> [WORK TO COMPLETE]
Please return all of the records verbatim, with the pictures omitted.

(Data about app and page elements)
== Segment start ==

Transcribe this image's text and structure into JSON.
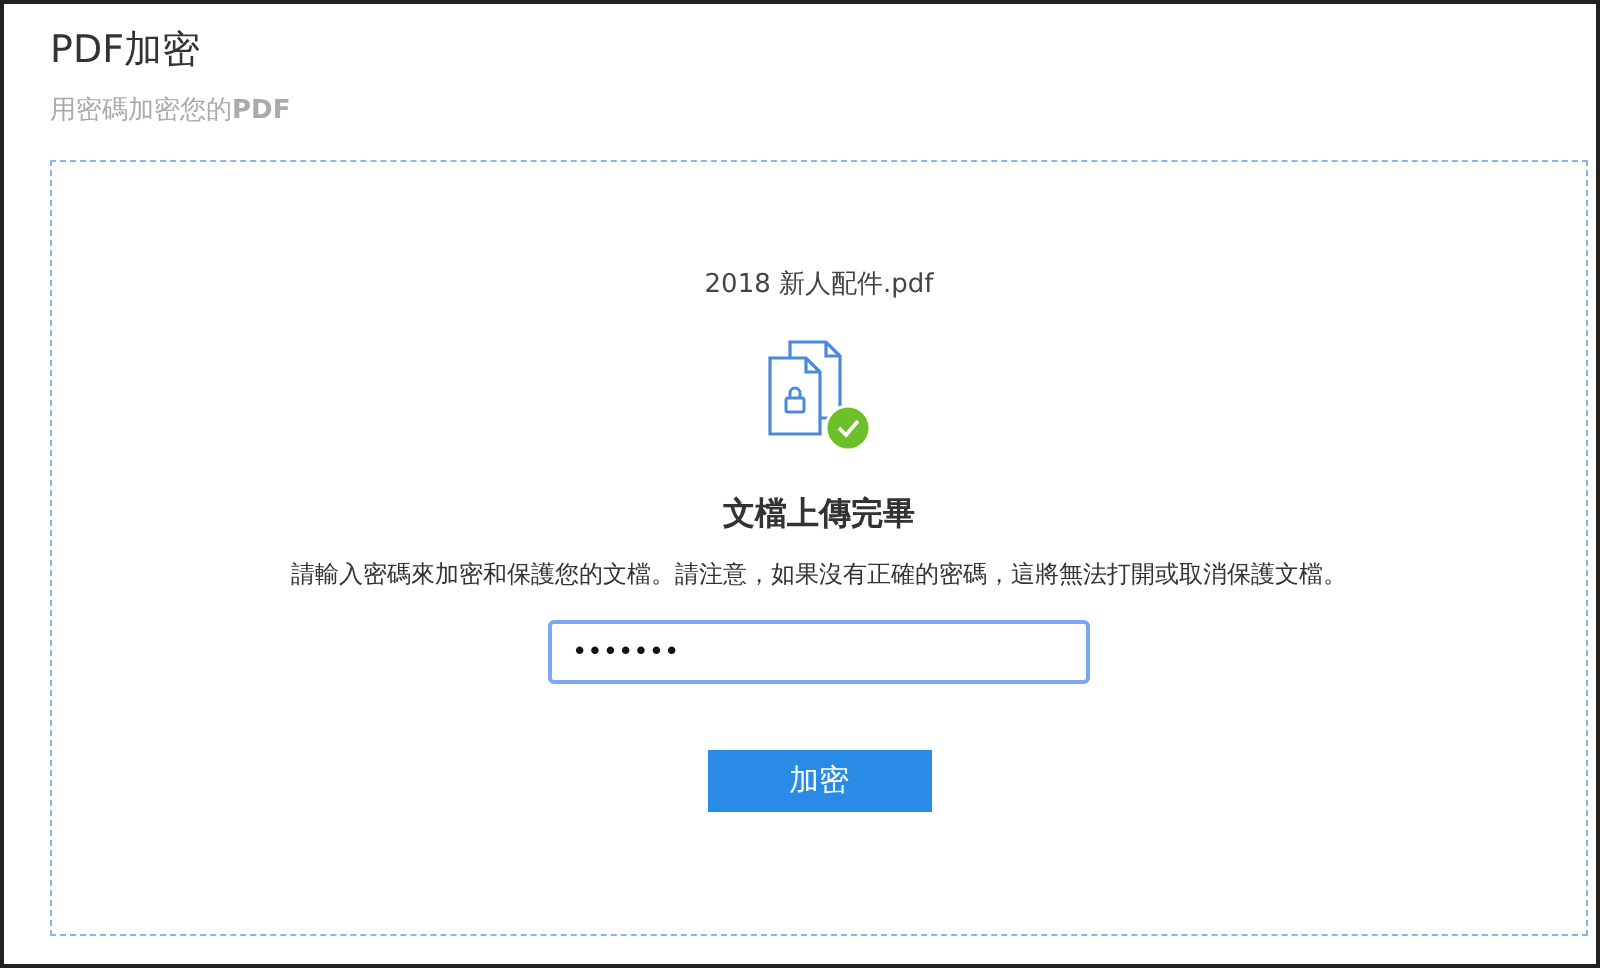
{
  "header": {
    "title": "PDF加密",
    "subtitle": "用密碼加密您的**PDF**"
  },
  "upload": {
    "file_name": "2018 新人配件.pdf",
    "status": "文檔上傳完畢",
    "uploaded": true,
    "instructions": "請輸入密碼來加密和保護您的文檔。請注意，如果沒有正確的密碼，這將無法打開或取消保護文檔。",
    "password": {
      "value": "•••••••",
      "focused": true
    },
    "button": "加密"
  }
}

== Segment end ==

> [WRITTEN SOLUTION]
Transcribe this image's text and structure into JSON.
{
  "header": {
    "title": "PDF加密",
    "subtitle": "用密碼加密您的**PDF**"
  },
  "upload": {
    "file_name": "2018 新人配件.pdf",
    "status": "文檔上傳完畢",
    "uploaded": true,
    "instructions": "請輸入密碼來加密和保護您的文檔。請注意，如果沒有正確的密碼，這將無法打開或取消保護文檔。",
    "password": {
      "value": "•••••••",
      "focused": true
    },
    "button": "加密"
  }
}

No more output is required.